While many consumers are still struggling mightily with the details of the Affordable Care Act, many of the health services companies involved in the massive plan are finally starting to get some of the implementation woes of the program behind them. For many of the top stocks to buy in the sector, the next year or two may be smooth sailing compared to the last.
A new research report from the analysts at Stifel notes that the managed care organizations (MCOs) have posted solid results and raised earnings estimates, and they have been sold off. They think that near-term profit taking that is being driven by broad market rotation and enthusiastic hospital results. Most importantly for investors, they think results for 2015 and 2016 will accelerate, as spending for ACA readiness declines, new underwriting expands and Medicare Advantage cuts subside.
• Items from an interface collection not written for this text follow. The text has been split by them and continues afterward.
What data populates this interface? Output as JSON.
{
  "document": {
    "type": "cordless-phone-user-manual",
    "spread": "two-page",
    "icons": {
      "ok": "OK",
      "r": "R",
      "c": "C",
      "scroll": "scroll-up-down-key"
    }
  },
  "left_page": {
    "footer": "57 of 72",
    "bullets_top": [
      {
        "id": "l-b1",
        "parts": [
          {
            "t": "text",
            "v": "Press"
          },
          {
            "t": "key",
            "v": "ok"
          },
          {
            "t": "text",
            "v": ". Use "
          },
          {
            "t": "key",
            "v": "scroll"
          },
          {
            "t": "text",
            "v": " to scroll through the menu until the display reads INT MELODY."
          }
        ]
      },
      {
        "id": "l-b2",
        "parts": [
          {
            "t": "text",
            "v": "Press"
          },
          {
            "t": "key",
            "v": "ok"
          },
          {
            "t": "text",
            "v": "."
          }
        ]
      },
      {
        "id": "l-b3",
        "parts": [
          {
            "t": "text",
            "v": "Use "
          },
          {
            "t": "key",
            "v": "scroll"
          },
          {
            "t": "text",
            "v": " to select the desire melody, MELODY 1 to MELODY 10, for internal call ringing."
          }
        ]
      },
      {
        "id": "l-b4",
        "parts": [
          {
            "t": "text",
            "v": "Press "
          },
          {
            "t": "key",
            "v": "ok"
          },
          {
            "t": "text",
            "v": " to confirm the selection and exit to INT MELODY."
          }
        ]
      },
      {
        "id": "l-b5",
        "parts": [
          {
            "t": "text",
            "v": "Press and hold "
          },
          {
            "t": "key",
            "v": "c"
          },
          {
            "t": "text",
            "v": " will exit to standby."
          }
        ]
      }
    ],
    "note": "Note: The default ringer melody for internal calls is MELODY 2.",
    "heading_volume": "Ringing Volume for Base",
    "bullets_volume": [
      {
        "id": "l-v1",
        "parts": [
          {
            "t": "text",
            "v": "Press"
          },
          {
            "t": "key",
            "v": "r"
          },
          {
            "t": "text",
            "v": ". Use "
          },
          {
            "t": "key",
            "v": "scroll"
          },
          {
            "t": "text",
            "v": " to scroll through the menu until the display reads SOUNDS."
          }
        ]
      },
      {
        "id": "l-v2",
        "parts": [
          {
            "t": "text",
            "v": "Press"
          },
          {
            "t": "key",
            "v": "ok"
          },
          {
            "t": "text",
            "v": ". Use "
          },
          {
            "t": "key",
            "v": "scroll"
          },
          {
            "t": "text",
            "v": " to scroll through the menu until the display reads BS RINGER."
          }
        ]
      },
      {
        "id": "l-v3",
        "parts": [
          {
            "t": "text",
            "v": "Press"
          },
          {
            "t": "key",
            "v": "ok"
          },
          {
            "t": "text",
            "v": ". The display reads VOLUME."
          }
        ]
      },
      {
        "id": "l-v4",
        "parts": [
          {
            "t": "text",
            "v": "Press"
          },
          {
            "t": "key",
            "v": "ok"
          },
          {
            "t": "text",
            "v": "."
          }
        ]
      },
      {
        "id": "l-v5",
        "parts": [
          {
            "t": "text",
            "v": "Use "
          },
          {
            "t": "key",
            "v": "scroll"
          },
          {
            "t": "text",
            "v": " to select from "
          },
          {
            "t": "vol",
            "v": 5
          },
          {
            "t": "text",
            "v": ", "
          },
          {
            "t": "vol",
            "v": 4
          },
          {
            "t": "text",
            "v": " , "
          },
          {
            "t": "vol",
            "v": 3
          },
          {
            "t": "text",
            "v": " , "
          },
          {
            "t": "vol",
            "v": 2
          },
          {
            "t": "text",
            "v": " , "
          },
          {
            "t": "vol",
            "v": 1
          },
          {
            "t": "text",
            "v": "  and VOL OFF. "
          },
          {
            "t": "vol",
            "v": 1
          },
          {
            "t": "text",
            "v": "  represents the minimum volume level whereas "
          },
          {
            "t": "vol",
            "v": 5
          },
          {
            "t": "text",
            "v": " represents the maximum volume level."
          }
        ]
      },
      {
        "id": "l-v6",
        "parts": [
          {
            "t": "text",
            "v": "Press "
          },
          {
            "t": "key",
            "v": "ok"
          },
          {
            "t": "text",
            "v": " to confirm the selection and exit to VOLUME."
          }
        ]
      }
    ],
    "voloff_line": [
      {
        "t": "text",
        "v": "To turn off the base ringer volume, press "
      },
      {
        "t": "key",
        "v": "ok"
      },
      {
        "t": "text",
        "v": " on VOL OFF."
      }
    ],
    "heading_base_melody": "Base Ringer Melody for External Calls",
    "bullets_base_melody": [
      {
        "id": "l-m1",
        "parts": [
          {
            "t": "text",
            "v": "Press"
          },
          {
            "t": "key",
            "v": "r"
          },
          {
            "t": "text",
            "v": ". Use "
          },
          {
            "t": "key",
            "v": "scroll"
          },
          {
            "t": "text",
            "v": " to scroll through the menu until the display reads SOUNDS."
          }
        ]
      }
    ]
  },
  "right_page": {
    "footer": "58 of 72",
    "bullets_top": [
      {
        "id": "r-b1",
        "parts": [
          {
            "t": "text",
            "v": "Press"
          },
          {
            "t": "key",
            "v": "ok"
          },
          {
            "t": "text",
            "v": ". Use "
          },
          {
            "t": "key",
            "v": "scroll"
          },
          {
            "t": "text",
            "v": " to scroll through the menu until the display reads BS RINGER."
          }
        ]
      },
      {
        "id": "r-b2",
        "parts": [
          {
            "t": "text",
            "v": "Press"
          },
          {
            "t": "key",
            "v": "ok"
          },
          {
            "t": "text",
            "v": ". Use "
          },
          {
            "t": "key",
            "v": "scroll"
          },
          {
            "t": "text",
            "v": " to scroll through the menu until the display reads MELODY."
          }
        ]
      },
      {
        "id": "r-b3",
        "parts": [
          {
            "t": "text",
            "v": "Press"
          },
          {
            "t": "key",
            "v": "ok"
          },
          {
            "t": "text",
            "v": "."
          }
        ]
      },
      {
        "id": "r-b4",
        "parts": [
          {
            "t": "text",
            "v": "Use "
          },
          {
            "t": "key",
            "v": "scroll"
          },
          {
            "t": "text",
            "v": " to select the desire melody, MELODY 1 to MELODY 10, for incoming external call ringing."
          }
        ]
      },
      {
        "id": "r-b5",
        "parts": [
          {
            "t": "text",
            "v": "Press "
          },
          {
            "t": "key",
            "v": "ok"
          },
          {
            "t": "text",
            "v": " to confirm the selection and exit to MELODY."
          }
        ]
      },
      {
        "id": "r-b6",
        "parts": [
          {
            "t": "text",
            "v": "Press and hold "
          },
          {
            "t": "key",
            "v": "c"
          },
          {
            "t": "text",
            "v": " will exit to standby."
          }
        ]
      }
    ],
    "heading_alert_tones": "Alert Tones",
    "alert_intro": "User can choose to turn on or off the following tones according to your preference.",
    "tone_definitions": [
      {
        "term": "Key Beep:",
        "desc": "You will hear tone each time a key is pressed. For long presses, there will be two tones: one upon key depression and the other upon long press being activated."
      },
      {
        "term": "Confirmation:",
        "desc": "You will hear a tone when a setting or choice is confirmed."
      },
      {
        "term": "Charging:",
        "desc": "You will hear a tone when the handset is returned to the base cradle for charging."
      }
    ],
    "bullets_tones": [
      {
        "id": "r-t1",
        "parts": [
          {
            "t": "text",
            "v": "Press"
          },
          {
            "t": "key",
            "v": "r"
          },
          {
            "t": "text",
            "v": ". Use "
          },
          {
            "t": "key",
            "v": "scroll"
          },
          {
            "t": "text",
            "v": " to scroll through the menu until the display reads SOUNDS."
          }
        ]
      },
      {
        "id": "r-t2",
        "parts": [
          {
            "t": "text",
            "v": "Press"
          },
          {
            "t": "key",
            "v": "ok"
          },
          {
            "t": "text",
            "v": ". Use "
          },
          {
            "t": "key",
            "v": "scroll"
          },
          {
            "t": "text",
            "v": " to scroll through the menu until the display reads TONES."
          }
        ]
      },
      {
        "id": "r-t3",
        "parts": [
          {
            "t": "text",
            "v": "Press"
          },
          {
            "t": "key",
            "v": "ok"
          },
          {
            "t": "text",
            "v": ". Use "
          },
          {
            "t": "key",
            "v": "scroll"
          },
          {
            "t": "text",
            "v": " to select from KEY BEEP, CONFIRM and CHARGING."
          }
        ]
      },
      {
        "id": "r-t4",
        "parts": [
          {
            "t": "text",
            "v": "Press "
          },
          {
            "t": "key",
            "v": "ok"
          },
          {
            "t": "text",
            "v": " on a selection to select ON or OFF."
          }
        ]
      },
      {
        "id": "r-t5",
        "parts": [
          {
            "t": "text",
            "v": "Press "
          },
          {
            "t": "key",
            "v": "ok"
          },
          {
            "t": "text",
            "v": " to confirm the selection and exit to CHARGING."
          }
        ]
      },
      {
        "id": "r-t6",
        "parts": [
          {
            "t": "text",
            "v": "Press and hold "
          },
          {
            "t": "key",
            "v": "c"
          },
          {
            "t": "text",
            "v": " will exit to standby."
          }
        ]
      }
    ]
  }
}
Here are the five top stocks to buy that are winning the ACA battle.
Aetna Inc. (NYSE: AET) makes the list, and it trades at just touch over 14 times earnings. The company is one of the nation’s leading diversified health care benefits companies, serving an estimated 44 million people while offering a broad range of traditional, voluntary and consumer-directed health insurance products and related services, including medical, pharmacy, dental, behavioral health, group life and disability plans, and medical management capabilities.
Investors are paid a 1.21% dividend. The Stifel price target for the stock is $90, and the Thomson/First Call estimate is at $89.68. Aetna closed Monday at $79.60 a share.
Humana Inc. (NYSE: HUM) has a unique earnings profile and is the closest thing in the space to a Medicare Advantage pure play with around 60% of operating earnings levered to this segment and a strong market position. Future growth should come from a combination of baby boomers (turning 65 at the rate of 8,000 per day for the next 18 years) and continued market share gains and potential shifts from employers to Medicare. The company is another that will be closely watched for revenues and profitability from the public exchanges.
Investors are paid a 0.9% dividend. The Stifel price target for the stock is $155, and the consensus target is pegged at $128.47. Humana closed Monday at $120.36 a share.
UnitedHealth Group Inc. (NYSE: UNH) offers the full spectrum of health benefit programs for individuals, employers and Medicare and Medicaid beneficiaries, and it contracts directly with more than 800,000 physicians and care professionals, and 6,000 hospitals and other care facilities. The company posted solid second-quarter numbers and delivered improved execution on operating expenses, which if maintained should create a higher earnings-per-share run-rate through 2015.
UnitedHealth investors are paid a 1.8% dividend. The Stifel price target is set at $95, and the consensus figure is at $91.48. The stock closed Monday at $82.27.
WellCare Health Plans Inc. (NYSE: WCG) provides managed care services targeted to government-sponsored health care programs, focusing on Medicaid and Medicare. WellCare offers a variety of health plans for families, children, and the aged, blind and disabled, as well as prescription drug plans. The company serves approximately 3.9 million members nationwide as of June 30, 2014.
Stifel has set a price target for the stock at $75, and the consensus target is $70.43, WellCare Health shares ended trading Monday at $62.64.
WellPoint Inc. (NYSE: WLP) trades at an incredibly low 10.3 times earnings, and although the company posted a quarterly drop in profits, it raised estimates for the balance of the year. The company started diversifying more heavily into consumer-oriented and health information technology businesses three years ago and is continuing with the strategy.
Investors receive a 1.6% dividend. The Stifel price target is posted at $120, and the consensus price target for WellPoint is posted at $119.53. The stock closed Monday at $111.60 a share.
Two huge advantages for investors looking to add the stocks to their portfolio are in play now. All of these top MCOs have been sold off after earnings, and most importantly, they reside in a sector where the population is aging and needs more care. Business is good, and going to get better.